TASK REQUIREMENTS
Scan the material for the word "Talk", and copy each line where it shows up.

=== Section Start ===

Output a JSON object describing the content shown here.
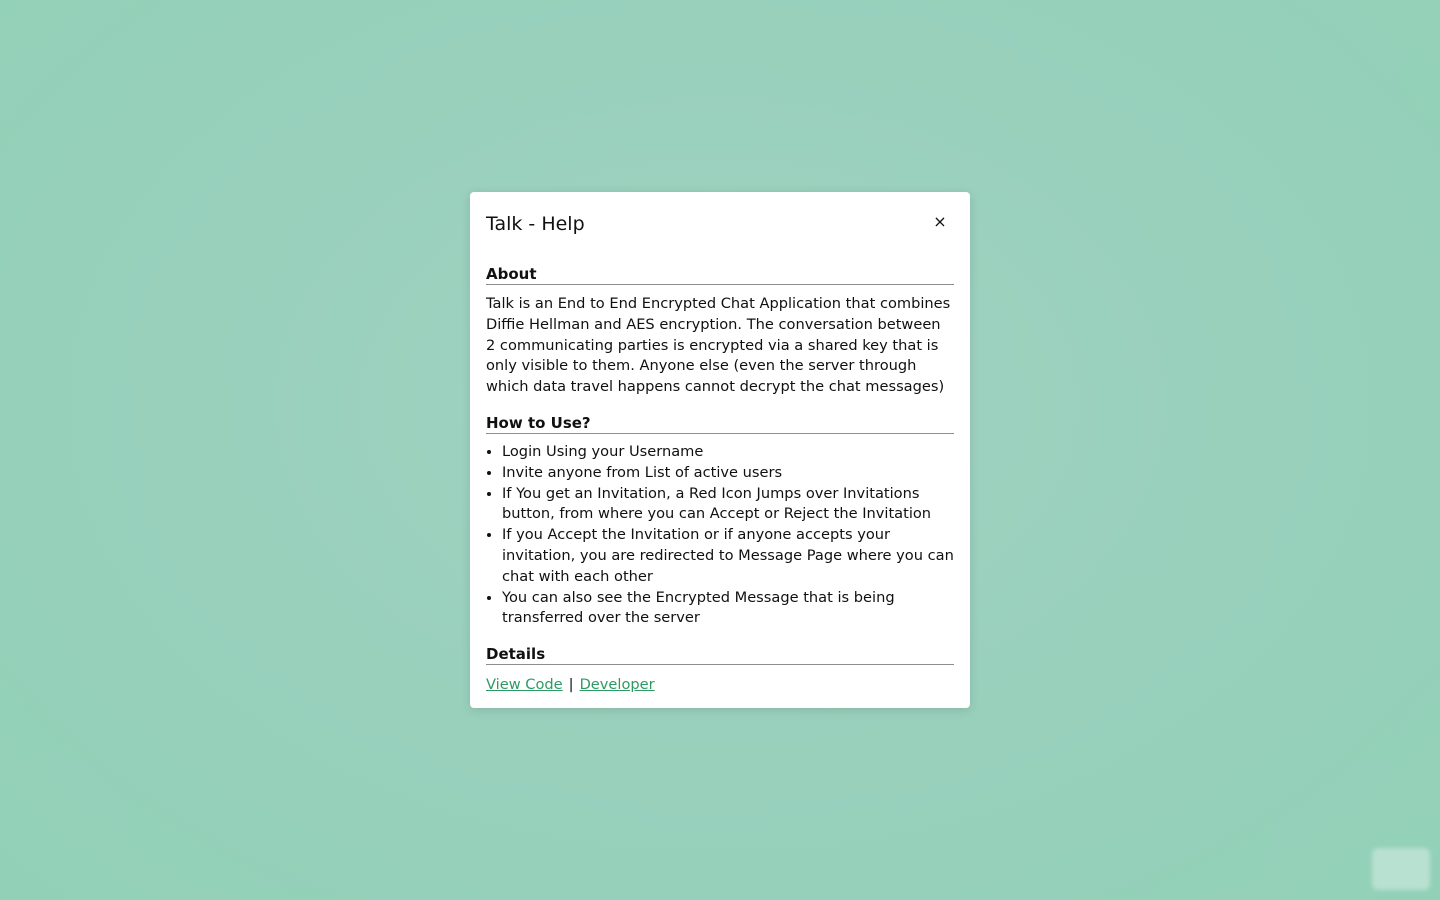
{
  "modal": {
    "title": "Talk - Help",
    "close_label": "×",
    "about": {
      "heading": "About",
      "text": "Talk is an End to End Encrypted Chat Application that combines Diffie Hellman and AES encryption. The conversation between 2 communicating parties is encrypted via a shared key that is only visible to them. Anyone else (even the server through which data travel happens cannot decrypt the chat messages)"
    },
    "how_to_use": {
      "heading": "How to Use?",
      "steps": [
        "Login Using your Username",
        "Invite anyone from List of active users",
        "If You get an Invitation, a Red Icon Jumps over Invitations button, from where you can Accept or Reject the Invitation",
        "If you Accept the Invitation or if anyone accepts your invitation, you are redirected to Message Page where you can chat with each other",
        "You can also see the Encrypted Message that is being transferred over the server"
      ]
    },
    "details": {
      "heading": "Details",
      "view_code_label": "View Code",
      "separator": "|",
      "developer_label": "Developer"
    }
  },
  "colors": {
    "background": "#99d0bd",
    "link": "#2e9a63",
    "modal_background": "#ffffff"
  }
}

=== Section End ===

RESPONSE FOR THIS EXERCISE
    "title": "Talk - Help",
      "text": "Talk is an End to End Encrypted Chat Application that combines Diffie Hellman and AES encryption. The conversation between 2 communicating parties is encrypted via a shared key that is only visible to them. Anyone else (even the server through which data travel happens cannot decrypt the chat messages)"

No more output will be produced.